TASK TO CARRY OUT -> Could you retype all of the data below exactly as given?

[Opening RECORDS SHOWN section]

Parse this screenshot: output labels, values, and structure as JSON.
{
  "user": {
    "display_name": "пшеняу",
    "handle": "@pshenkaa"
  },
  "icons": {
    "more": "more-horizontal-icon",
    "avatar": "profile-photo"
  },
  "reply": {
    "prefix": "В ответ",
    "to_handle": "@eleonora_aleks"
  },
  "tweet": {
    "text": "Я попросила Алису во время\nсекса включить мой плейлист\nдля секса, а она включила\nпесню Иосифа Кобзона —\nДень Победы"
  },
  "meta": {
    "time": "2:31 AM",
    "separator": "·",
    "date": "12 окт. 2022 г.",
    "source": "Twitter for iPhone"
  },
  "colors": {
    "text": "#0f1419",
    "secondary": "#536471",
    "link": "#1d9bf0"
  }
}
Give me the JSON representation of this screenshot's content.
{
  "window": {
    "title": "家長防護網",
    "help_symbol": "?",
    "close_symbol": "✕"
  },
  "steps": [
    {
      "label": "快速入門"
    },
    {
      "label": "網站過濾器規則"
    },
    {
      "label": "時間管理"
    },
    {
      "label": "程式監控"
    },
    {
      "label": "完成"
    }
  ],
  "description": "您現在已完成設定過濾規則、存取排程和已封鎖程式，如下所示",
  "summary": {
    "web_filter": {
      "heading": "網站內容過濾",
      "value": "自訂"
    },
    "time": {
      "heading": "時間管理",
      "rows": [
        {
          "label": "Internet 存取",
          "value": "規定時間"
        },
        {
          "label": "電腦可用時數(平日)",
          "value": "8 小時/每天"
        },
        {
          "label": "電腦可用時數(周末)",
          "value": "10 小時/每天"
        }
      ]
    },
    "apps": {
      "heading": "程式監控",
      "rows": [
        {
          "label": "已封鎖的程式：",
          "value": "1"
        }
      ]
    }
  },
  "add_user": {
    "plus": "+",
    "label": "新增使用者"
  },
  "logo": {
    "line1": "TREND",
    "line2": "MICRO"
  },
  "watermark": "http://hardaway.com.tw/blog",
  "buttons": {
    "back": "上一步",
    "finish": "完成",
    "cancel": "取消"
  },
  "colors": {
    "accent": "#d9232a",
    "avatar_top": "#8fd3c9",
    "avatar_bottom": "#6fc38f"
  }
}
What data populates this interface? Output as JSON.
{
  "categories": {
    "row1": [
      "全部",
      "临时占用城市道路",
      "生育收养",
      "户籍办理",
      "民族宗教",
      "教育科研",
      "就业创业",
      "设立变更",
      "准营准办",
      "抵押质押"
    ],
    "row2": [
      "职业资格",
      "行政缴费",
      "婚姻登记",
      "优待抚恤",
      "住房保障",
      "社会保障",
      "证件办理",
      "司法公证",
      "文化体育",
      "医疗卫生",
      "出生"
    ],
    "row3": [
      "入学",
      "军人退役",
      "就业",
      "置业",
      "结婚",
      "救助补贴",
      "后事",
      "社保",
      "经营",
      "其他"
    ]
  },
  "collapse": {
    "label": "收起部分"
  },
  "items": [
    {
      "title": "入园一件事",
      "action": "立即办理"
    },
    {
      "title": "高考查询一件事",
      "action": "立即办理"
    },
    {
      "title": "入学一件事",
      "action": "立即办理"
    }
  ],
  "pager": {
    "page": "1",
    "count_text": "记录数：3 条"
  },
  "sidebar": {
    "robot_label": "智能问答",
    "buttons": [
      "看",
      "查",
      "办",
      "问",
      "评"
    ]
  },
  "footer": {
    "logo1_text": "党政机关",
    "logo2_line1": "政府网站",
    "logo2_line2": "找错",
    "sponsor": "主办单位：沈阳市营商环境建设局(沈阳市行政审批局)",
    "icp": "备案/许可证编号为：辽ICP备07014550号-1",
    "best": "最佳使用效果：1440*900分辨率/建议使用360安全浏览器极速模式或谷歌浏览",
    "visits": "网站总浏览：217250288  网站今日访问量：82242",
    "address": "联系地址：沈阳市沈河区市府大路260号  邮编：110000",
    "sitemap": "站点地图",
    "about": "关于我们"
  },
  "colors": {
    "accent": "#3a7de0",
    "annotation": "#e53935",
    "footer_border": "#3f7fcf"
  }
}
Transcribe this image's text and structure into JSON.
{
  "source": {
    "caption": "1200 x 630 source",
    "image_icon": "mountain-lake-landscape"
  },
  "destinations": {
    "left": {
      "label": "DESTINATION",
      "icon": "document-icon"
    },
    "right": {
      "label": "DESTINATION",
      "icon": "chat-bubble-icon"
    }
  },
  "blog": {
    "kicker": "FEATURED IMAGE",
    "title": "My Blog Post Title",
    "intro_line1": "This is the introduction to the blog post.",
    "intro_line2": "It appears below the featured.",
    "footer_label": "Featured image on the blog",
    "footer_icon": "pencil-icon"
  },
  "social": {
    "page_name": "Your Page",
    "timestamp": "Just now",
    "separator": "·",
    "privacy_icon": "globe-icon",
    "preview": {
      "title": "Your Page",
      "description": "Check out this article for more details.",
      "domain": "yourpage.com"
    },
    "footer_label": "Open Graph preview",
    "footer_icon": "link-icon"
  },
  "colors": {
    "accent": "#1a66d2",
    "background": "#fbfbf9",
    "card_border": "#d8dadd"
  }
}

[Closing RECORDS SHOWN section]

THE ANSWER ->
Parse this screenshot: output labels, values, and structure as JSON.
{
  "user": {
    "display_name": "пшеняу",
    "handle": "@pshenkaa"
  },
  "icons": {
    "more": "more-horizontal-icon",
    "avatar": "profile-photo"
  },
  "reply": {
    "prefix": "В ответ",
    "to_handle": "@eleonora_aleks"
  },
  "tweet": {
    "text": "Я попросила Алису во время\nсекса включить мой плейлист\nдля секса, а она включила\nпесню Иосифа Кобзона —\nДень Победы"
  },
  "meta": {
    "time": "2:31 AM",
    "separator": "·",
    "date": "12 окт. 2022 г.",
    "source": "Twitter for iPhone"
  },
  "colors": {
    "text": "#0f1419",
    "secondary": "#536471",
    "link": "#1d9bf0"
  }
}
Give me the JSON representation of this screenshot's content.
{
  "window": {
    "title": "家長防護網",
    "help_symbol": "?",
    "close_symbol": "✕"
  },
  "steps": [
    {
      "label": "快速入門"
    },
    {
      "label": "網站過濾器規則"
    },
    {
      "label": "時間管理"
    },
    {
      "label": "程式監控"
    },
    {
      "label": "完成"
    }
  ],
  "description": "您現在已完成設定過濾規則、存取排程和已封鎖程式，如下所示",
  "summary": {
    "web_filter": {
      "heading": "網站內容過濾",
      "value": "自訂"
    },
    "time": {
      "heading": "時間管理",
      "rows": [
        {
          "label": "Internet 存取",
          "value": "規定時間"
        },
        {
          "label": "電腦可用時數(平日)",
          "value": "8 小時/每天"
        },
        {
          "label": "電腦可用時數(周末)",
          "value": "10 小時/每天"
        }
      ]
    },
    "apps": {
      "heading": "程式監控",
      "rows": [
        {
          "label": "已封鎖的程式：",
          "value": "1"
        }
      ]
    }
  },
  "add_user": {
    "plus": "+",
    "label": "新增使用者"
  },
  "logo": {
    "line1": "TREND",
    "line2": "MICRO"
  },
  "watermark": "http://hardaway.com.tw/blog",
  "buttons": {
    "back": "上一步",
    "finish": "完成",
    "cancel": "取消"
  },
  "colors": {
    "accent": "#d9232a",
    "avatar_top": "#8fd3c9",
    "avatar_bottom": "#6fc38f"
  }
}
What data populates this interface? Output as JSON.
{
  "categories": {
    "row1": [
      "全部",
      "临时占用城市道路",
      "生育收养",
      "户籍办理",
      "民族宗教",
      "教育科研",
      "就业创业",
      "设立变更",
      "准营准办",
      "抵押质押"
    ],
    "row2": [
      "职业资格",
      "行政缴费",
      "婚姻登记",
      "优待抚恤",
      "住房保障",
      "社会保障",
      "证件办理",
      "司法公证",
      "文化体育",
      "医疗卫生",
      "出生"
    ],
    "row3": [
      "入学",
      "军人退役",
      "就业",
      "置业",
      "结婚",
      "救助补贴",
      "后事",
      "社保",
      "经营",
      "其他"
    ]
  },
  "collapse": {
    "label": "收起部分"
  },
  "items": [
    {
      "title": "入园一件事",
      "action": "立即办理"
    },
    {
      "title": "高考查询一件事",
      "action": "立即办理"
    },
    {
      "title": "入学一件事",
      "action": "立即办理"
    }
  ],
  "pager": {
    "page": "1",
    "count_text": "记录数：3 条"
  },
  "sidebar": {
    "robot_label": "智能问答",
    "buttons": [
      "看",
      "查",
      "办",
      "问",
      "评"
    ]
  },
  "footer": {
    "logo1_text": "党政机关",
    "logo2_line1": "政府网站",
    "logo2_line2": "找错",
    "sponsor": "主办单位：沈阳市营商环境建设局(沈阳市行政审批局)",
    "icp": "备案/许可证编号为：辽ICP备07014550号-1",
    "best": "最佳使用效果：1440*900分辨率/建议使用360安全浏览器极速模式或谷歌浏览",
    "visits": "网站总浏览：217250288  网站今日访问量：82242",
    "address": "联系地址：沈阳市沈河区市府大路260号  邮编：110000",
    "sitemap": "站点地图",
    "about": "关于我们"
  },
  "colors": {
    "accent": "#3a7de0",
    "annotation": "#e53935",
    "footer_border": "#3f7fcf"
  }
}
Transcribe this image's text and structure into JSON.
{
  "source": {
    "caption": "1200 x 630 source",
    "image_icon": "mountain-lake-landscape"
  },
  "destinations": {
    "left": {
      "label": "DESTINATION",
      "icon": "document-icon"
    },
    "right": {
      "label": "DESTINATION",
      "icon": "chat-bubble-icon"
    }
  },
  "blog": {
    "kicker": "FEATURED IMAGE",
    "title": "My Blog Post Title",
    "intro_line1": "This is the introduction to the blog post.",
    "intro_line2": "It appears below the featured.",
    "footer_label": "Featured image on the blog",
    "footer_icon": "pencil-icon"
  },
  "social": {
    "page_name": "Your Page",
    "timestamp": "Just now",
    "separator": "·",
    "privacy_icon": "globe-icon",
    "preview": {
      "title": "Your Page",
      "description": "Check out this article for more details.",
      "domain": "yourpage.com"
    },
    "footer_label": "Open Graph preview",
    "footer_icon": "link-icon"
  },
  "colors": {
    "accent": "#1a66d2",
    "background": "#fbfbf9",
    "card_border": "#d8dadd"
  }
}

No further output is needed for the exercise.